An automorphism of the projective plane that leaves fixed all the points of a given straight line (the homology axis) and maps onto themselves all the lines through exactly one fixed point (the homology centre). If the homology centre does not lie on the homology axis, the homology is known as non-singular (or hyperbolic); if the homology centre lies on the homology axis, the homology is called singular (or parabolic). A homology is usually specified by a centre, an axis and a pair of points in correspondence under the homology. A homology of the affine plane with finite centre and axis at infinity is a homothety; one with a centre at infinity and finite axis not through the centre is an extension or contraction towards the axis; one with both centre and axis at infinity represents a parallel translation; a singular homology with finite axis and centre at infinity is a shift.

References

[1] R. Hartshorne, "Foundations of projective geometry" , Benjamin (1967)


Comments

A homology is also called a central collineation, a hyperbolic homology — a dilation, and a parabolic homology — an elation or transvection.

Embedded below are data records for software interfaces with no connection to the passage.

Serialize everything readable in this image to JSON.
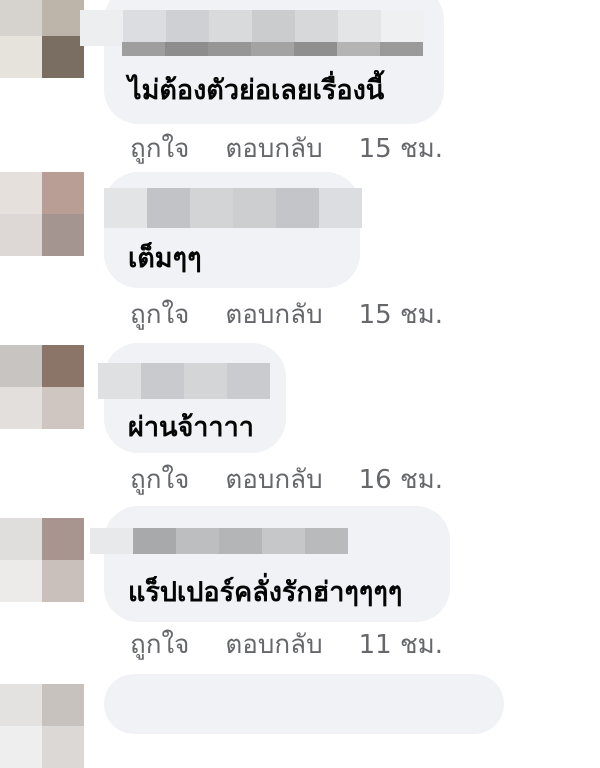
{
  "comments": [
    {
      "text": "ไม่ต้องตัวย่อเลยเรื่องนี้",
      "like_label": "ถูกใจ",
      "reply_label": "ตอบกลับ",
      "timestamp": "15 ชม."
    },
    {
      "text": "เต็มๆๆ",
      "like_label": "ถูกใจ",
      "reply_label": "ตอบกลับ",
      "timestamp": "15 ชม."
    },
    {
      "text": "ผ่านจ้าาาา",
      "like_label": "ถูกใจ",
      "reply_label": "ตอบกลับ",
      "timestamp": "16 ชม."
    },
    {
      "text": "แร็ปเปอร์คลั่งรักฮ่าๆๆๆๆ",
      "like_label": "ถูกใจ",
      "reply_label": "ตอบกลับ",
      "timestamp": "11 ชม."
    }
  ],
  "colors": {
    "bubble_bg": "#f0f2f5",
    "text": "#050505",
    "secondary_text": "#65676b"
  }
}
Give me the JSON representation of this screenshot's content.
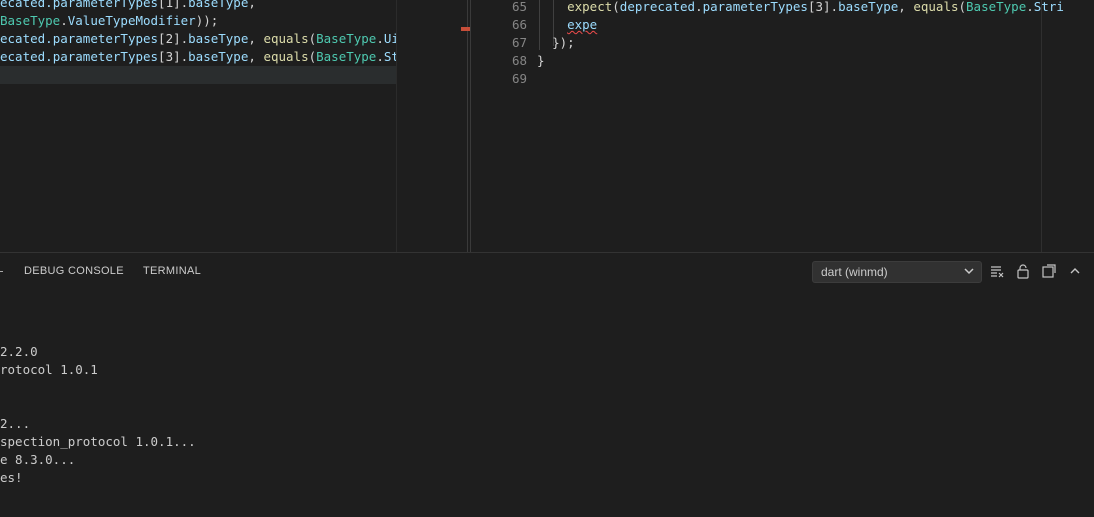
{
  "left_editor": {
    "lines": [
      {
        "segments": [
          {
            "t": "ecated.",
            "c": "vr"
          },
          {
            "t": "parameterTypes",
            "c": "vr"
          },
          {
            "t": "[1].",
            "c": "pl"
          },
          {
            "t": "baseType",
            "c": "vr"
          },
          {
            "t": ",",
            "c": "pl"
          }
        ]
      },
      {
        "segments": [
          {
            "t": "BaseType",
            "c": "ty"
          },
          {
            "t": ".",
            "c": "pl"
          },
          {
            "t": "ValueTypeModifier",
            "c": "vr"
          },
          {
            "t": "));",
            "c": "pl"
          }
        ]
      },
      {
        "segments": [
          {
            "t": "ecated.",
            "c": "vr"
          },
          {
            "t": "parameterTypes",
            "c": "vr"
          },
          {
            "t": "[2].",
            "c": "pl"
          },
          {
            "t": "baseType",
            "c": "vr"
          },
          {
            "t": ", ",
            "c": "pl"
          },
          {
            "t": "equals",
            "c": "fn"
          },
          {
            "t": "(",
            "c": "pl"
          },
          {
            "t": "BaseType",
            "c": "ty"
          },
          {
            "t": ".",
            "c": "pl"
          },
          {
            "t": "Uint",
            "c": "vr"
          }
        ]
      },
      {
        "segments": [
          {
            "t": "ecated.",
            "c": "vr"
          },
          {
            "t": "parameterTypes",
            "c": "vr"
          },
          {
            "t": "[3].",
            "c": "pl"
          },
          {
            "t": "baseType",
            "c": "vr"
          },
          {
            "t": ", ",
            "c": "pl"
          },
          {
            "t": "equals",
            "c": "fn"
          },
          {
            "t": "(",
            "c": "pl"
          },
          {
            "t": "BaseType",
            "c": "ty"
          },
          {
            "t": ".",
            "c": "pl"
          },
          {
            "t": "Stri",
            "c": "vr"
          }
        ]
      },
      {
        "segments": [
          {
            "t": " ",
            "c": "pl"
          }
        ]
      }
    ]
  },
  "right_editor": {
    "line_numbers": [
      "65",
      "66",
      "67",
      "68",
      "69"
    ],
    "lines": [
      {
        "segments": [
          {
            "t": "    ",
            "c": "pl"
          },
          {
            "t": "expect",
            "c": "fn"
          },
          {
            "t": "(",
            "c": "pl"
          },
          {
            "t": "deprecated",
            "c": "vr"
          },
          {
            "t": ".",
            "c": "pl"
          },
          {
            "t": "parameterTypes",
            "c": "vr"
          },
          {
            "t": "[3].",
            "c": "pl"
          },
          {
            "t": "baseType",
            "c": "vr"
          },
          {
            "t": ", ",
            "c": "pl"
          },
          {
            "t": "equals",
            "c": "fn"
          },
          {
            "t": "(",
            "c": "pl"
          },
          {
            "t": "BaseType",
            "c": "ty"
          },
          {
            "t": ".",
            "c": "pl"
          },
          {
            "t": "Stri",
            "c": "vr"
          }
        ]
      },
      {
        "segments": [
          {
            "t": "    ",
            "c": "pl"
          },
          {
            "t": "expe",
            "c": "vr squig"
          }
        ]
      },
      {
        "segments": [
          {
            "t": "  ",
            "c": "pl"
          },
          {
            "t": "});",
            "c": "pl"
          }
        ]
      },
      {
        "segments": [
          {
            "t": "}",
            "c": "pl"
          }
        ]
      },
      {
        "segments": [
          {
            "t": "",
            "c": "pl"
          }
        ]
      }
    ]
  },
  "panel": {
    "tab_debug": "DEBUG CONSOLE",
    "tab_terminal": "TERMINAL",
    "dropdown_value": "dart (winmd)",
    "icons": [
      "clear-output-icon",
      "lock-icon",
      "open-in-editor-icon",
      "chevron-up-icon"
    ]
  },
  "terminal": {
    "lines": [
      "",
      "",
      "",
      "2.2.0",
      "rotocol 1.0.1",
      "",
      "",
      "2...",
      "spection_protocol 1.0.1...",
      "e 8.3.0...",
      "es!"
    ]
  }
}
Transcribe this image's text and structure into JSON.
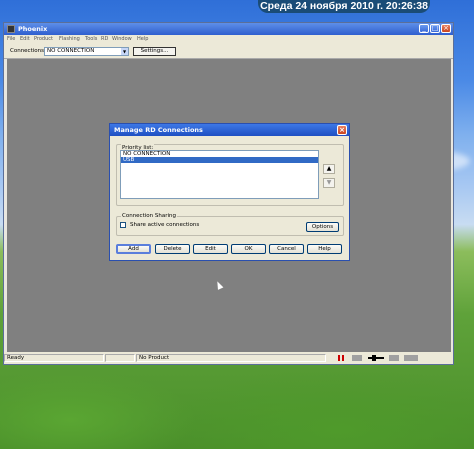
{
  "clock": "Среда  24 ноября 2010 г.  20:26:38",
  "window": {
    "title": "Phoenix",
    "menu": [
      "File",
      "Edit",
      "Product",
      "Flashing",
      "Tools",
      "RD",
      "Window",
      "Help"
    ],
    "minimize": "_",
    "maximize": "□",
    "close": "×"
  },
  "toolbar": {
    "connections_label": "Connections:",
    "connection_value": "NO CONNECTION",
    "settings_button": "Settings..."
  },
  "status": {
    "ready": "Ready",
    "product": "No Product"
  },
  "dialog": {
    "title": "Manage RD Connections",
    "close": "×",
    "priority_list_label": "Priority list:",
    "priority_items": [
      {
        "label": "NO CONNECTION",
        "selected": false
      },
      {
        "label": "USB",
        "selected": true
      }
    ],
    "up_arrow": "▲",
    "down_arrow": "▼",
    "connection_sharing_label": "Connection Sharing",
    "share_checkbox_label": "Share active connections",
    "share_checked": false,
    "options_button": "Options",
    "buttons": {
      "add": "Add",
      "delete": "Delete",
      "edit": "Edit",
      "ok": "OK",
      "cancel": "Cancel",
      "help": "Help"
    }
  }
}
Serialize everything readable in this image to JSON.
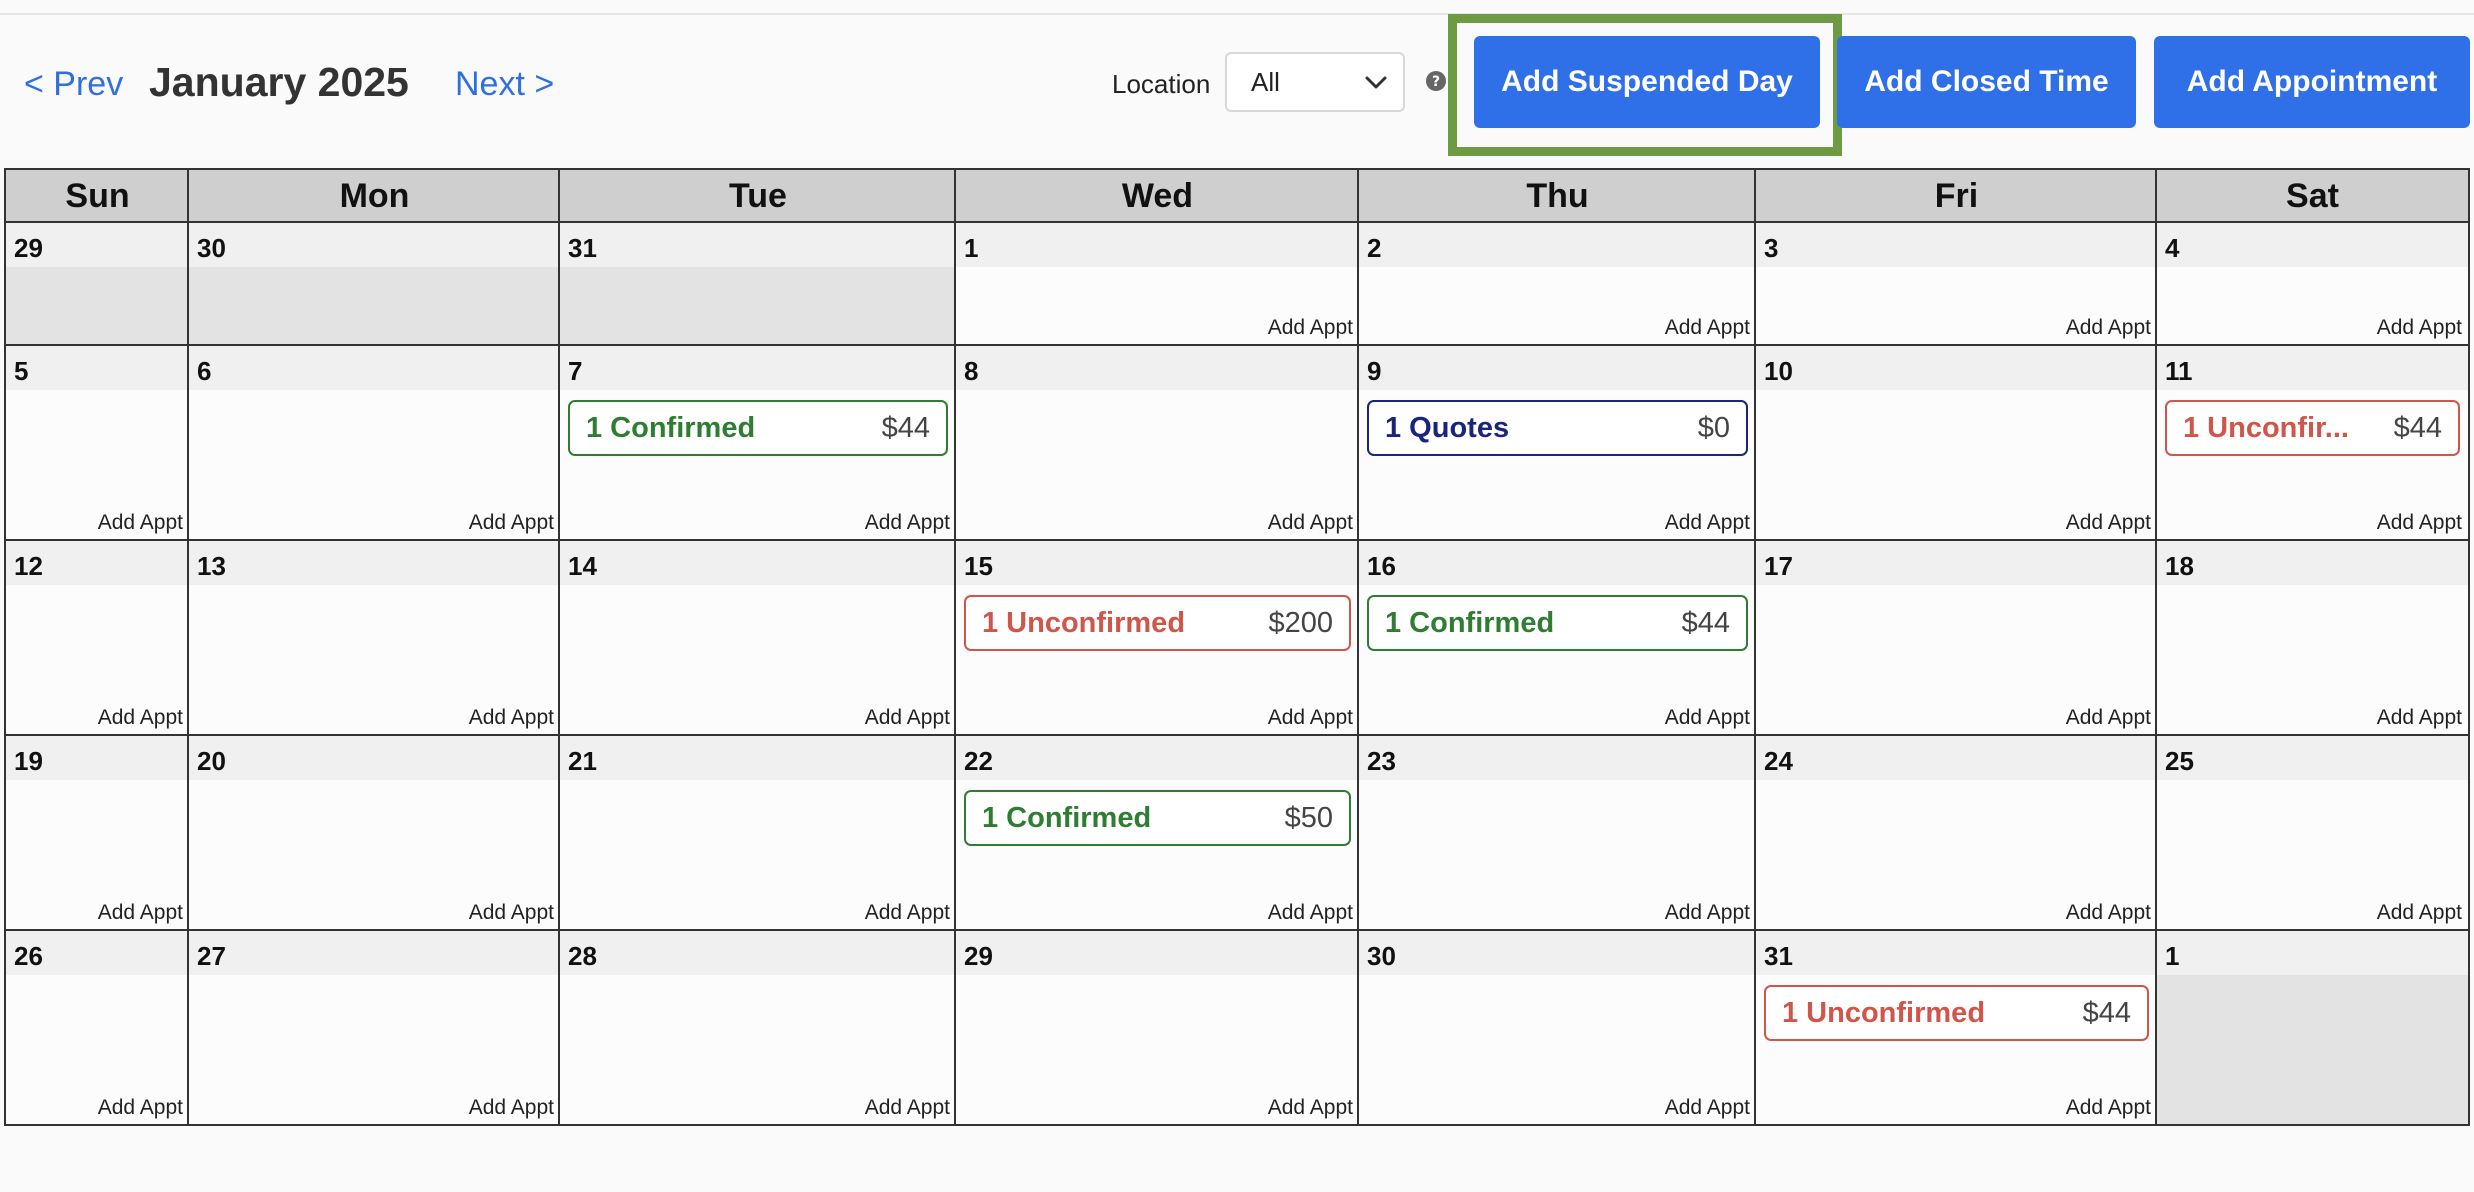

References

[a1] H. Busemann, P.J. Kelly, "Projective geometry and projective metrics" , Acad. Press (1953)
[a2] H.S.M. Coxeter, "Projective geometry" , Blaisdell (1964)
How to Cite This Entry:
Homology. A.B. Ivanov (originator), Encyclopedia of Mathematics. URL: http://www.encyclopediaofmath.org/index.php?title=Homology&oldid=17654
This text originally appeared in Encyclopedia of Mathematics - ISBN 1402006098